Among the entries beneath this sentence, how many lines include the word "ndevelopment"? Only the number is wanted.

------------------------------------------------

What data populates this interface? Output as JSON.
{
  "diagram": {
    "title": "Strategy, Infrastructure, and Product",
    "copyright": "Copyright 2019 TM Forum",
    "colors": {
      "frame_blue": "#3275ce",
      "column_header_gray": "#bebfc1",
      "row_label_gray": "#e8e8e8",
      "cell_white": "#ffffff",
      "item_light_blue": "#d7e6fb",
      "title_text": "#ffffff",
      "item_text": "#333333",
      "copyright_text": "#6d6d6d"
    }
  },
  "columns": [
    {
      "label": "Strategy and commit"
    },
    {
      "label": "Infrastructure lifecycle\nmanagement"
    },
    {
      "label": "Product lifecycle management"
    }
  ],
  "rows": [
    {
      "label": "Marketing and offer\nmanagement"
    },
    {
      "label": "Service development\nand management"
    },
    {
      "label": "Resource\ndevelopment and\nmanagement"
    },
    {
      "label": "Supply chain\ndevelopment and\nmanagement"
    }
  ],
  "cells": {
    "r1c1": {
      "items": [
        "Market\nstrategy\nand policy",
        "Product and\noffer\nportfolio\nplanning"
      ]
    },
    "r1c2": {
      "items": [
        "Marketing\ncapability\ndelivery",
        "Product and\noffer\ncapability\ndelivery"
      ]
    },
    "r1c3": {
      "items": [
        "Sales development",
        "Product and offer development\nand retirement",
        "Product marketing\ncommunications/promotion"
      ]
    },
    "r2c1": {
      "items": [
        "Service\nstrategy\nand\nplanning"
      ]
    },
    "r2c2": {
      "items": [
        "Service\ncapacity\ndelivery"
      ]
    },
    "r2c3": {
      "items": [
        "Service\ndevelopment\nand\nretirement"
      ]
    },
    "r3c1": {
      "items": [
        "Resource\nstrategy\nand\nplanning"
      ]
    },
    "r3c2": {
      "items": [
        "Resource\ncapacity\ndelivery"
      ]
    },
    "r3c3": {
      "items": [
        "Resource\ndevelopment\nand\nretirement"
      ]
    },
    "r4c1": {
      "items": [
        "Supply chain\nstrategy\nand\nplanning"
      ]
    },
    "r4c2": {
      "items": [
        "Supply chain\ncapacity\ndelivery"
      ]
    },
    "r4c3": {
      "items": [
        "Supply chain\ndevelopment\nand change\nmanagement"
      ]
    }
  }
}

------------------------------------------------

- **Answer to the exercise**
5